AH: Is the grad school that you’re doing at the moment more science or more writing related?
IO: It’s both. It’s an Environmental Journalism program. It’s a learning curve for me compared to songwriting. There’s very little evocation allowed in journalism. You have to contextualize everything and assume that people know nothing. You have to tell people only one thing at a time, but I see a lot of parallels with songwriting, too. It’s storytelling with a process of editing. You’re editing the whole world, choosing the information on the ground, and who you have the opportunity to speak to. It’s a narrowing of things. I was a creative writing major as an undergrad and that was tough for me, too. Fiction writing was too much of a blank page for me. That’s why I write about my own experiences, because it makes storytelling more possible for me. Journalism has that same approach where you have to tell one story, sorting information, and tell things efficiently and completely.
AH: Was your decision to pursue Environmental Journalism prompted by a really obvious need for this in our world right now since it’s so hard to reach people with these important issues?
IO: That’s maybe a little over-generous to me, but yes. I also have selfish reasons, too, but that’s why I chose this. There’s a need for a lot of things, but in this one, I thought I had some skills that might be useful. There’s a need for science communication in general, but the other question is how to get information in front of people. It’s hard to make this stuff sexy, but there is a lot of great storytelling in narrative journalism out there. That’s a cool challenge, to be competitive in getting peoples’ attention with hooks, characters, and why people should care. It’s a lot harder without being able to strike a chord!
AH: I really like this idea of “extra medium” and the way that it’s explained in the liner notes for this album. I get what you’re saying about rockstars as larger-than-life personas, whereas in folk, Americana, and country, there is a different kind of figure that audiences are looking for.
IO: That general ideas was one that I had about country and folk songwriters, the fact that you’re integrating that relatability in a song, but you’re also magnifying common experiences to the level of something worthy and special. There’s nothing more common than a broken heart in relationships, but we all feel it as an earth-shaking, singular event. I think music is uniquely positioned to describe that, even without words.
The “extra medium” term is one that turned up in brain a couple of years ago. I thought it was funny at first, but then I realized that there are some “extra medium” things in this world. I think of Tom Hanks as being extra medium.
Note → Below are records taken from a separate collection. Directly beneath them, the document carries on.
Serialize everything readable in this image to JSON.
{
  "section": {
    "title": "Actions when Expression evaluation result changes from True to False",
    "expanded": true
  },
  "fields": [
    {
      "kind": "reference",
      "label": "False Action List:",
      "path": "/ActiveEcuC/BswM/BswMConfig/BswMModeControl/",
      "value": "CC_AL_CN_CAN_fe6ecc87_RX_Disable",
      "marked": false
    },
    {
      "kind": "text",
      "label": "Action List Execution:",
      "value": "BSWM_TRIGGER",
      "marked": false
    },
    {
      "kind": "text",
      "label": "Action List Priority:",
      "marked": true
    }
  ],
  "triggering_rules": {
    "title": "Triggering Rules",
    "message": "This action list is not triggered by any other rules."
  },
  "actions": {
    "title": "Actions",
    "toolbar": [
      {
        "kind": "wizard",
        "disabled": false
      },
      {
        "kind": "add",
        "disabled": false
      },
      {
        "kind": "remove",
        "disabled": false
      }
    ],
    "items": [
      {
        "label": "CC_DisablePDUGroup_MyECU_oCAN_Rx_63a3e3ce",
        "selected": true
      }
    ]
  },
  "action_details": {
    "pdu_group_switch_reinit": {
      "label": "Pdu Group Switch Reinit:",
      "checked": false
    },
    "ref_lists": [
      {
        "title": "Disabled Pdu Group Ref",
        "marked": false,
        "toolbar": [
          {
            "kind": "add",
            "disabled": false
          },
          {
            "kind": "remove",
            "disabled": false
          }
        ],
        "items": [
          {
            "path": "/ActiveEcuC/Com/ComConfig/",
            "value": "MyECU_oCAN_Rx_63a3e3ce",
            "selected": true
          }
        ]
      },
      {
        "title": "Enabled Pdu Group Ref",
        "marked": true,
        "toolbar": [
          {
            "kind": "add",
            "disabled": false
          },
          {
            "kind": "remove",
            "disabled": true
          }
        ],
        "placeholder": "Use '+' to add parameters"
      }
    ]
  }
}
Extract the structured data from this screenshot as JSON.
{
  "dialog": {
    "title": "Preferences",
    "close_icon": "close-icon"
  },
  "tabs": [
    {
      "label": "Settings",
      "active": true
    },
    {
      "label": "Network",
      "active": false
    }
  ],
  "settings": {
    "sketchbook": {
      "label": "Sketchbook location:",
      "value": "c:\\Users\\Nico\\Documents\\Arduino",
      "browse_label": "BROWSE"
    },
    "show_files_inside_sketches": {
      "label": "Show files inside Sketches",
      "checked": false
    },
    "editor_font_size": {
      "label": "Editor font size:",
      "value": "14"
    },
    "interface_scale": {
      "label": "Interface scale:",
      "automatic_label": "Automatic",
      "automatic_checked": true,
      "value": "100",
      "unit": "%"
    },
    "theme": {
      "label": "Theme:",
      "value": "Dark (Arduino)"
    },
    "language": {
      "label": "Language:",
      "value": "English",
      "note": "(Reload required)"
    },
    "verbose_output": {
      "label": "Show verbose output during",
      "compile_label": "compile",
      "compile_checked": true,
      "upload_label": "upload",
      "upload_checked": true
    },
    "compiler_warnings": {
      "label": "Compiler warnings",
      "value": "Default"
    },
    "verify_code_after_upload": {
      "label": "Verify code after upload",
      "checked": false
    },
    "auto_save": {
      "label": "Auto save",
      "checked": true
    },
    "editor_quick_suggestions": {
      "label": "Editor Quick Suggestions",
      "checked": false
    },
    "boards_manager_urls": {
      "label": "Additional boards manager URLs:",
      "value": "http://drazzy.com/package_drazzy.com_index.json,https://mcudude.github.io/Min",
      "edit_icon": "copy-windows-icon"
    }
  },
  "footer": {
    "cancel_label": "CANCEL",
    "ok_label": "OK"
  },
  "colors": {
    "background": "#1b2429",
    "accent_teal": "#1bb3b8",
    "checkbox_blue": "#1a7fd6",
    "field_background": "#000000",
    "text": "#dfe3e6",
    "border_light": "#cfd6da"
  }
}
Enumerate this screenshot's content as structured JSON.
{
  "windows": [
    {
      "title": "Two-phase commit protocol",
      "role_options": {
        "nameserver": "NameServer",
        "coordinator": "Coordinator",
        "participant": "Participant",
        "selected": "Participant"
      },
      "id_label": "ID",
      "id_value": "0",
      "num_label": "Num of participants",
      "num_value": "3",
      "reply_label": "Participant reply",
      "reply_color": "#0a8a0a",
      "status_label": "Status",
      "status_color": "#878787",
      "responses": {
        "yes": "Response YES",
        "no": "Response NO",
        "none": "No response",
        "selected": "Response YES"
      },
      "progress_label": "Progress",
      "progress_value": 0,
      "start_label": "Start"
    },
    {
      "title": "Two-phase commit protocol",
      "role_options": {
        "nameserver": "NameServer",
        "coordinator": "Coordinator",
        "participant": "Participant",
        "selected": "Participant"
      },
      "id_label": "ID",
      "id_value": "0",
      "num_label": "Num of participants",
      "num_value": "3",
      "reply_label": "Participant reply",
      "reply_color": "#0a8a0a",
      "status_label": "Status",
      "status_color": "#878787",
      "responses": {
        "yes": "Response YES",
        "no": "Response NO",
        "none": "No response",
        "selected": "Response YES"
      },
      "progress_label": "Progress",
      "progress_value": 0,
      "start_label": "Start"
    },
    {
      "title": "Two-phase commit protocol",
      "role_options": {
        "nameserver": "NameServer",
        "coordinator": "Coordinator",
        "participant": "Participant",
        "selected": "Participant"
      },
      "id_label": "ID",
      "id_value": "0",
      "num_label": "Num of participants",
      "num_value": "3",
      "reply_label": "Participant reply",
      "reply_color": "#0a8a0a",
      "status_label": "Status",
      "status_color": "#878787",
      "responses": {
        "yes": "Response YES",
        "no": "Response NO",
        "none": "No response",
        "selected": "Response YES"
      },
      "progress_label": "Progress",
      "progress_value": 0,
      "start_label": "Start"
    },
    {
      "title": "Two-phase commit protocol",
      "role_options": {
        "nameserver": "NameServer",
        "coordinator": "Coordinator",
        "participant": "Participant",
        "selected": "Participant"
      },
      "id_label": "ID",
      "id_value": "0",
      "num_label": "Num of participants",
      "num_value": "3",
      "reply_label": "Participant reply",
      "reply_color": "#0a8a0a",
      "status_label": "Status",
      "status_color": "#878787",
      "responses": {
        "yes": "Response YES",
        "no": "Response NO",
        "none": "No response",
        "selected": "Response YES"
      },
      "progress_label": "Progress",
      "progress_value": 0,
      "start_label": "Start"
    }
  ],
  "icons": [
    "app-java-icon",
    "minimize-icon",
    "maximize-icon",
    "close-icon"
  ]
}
He exemplifies, magnifies, and embodies “normcore.” His films are often not about something crazy, but they feel good and make visible and audible something that is important.
AH: He seems like someone you could easily walk up to in the street.
IO: Totally. I think relatability is the loadstar. That’s what’s part of the magic of country music. These are really pathetic songs presented with such confidence. They allow people with the same feelings to sing along and really own those pathetic feelings in a form that’s winking and confident enough to feel legitimate. A lot of my favorite artists are vulnerable, but in that moment, are confidently sharing those feelings.
Izaak Opatz information and music can be found here: https://www.izaakopatz.com
Find more interviews here: https://americanahighways.org/category/interviews/key-to-the-highway-series/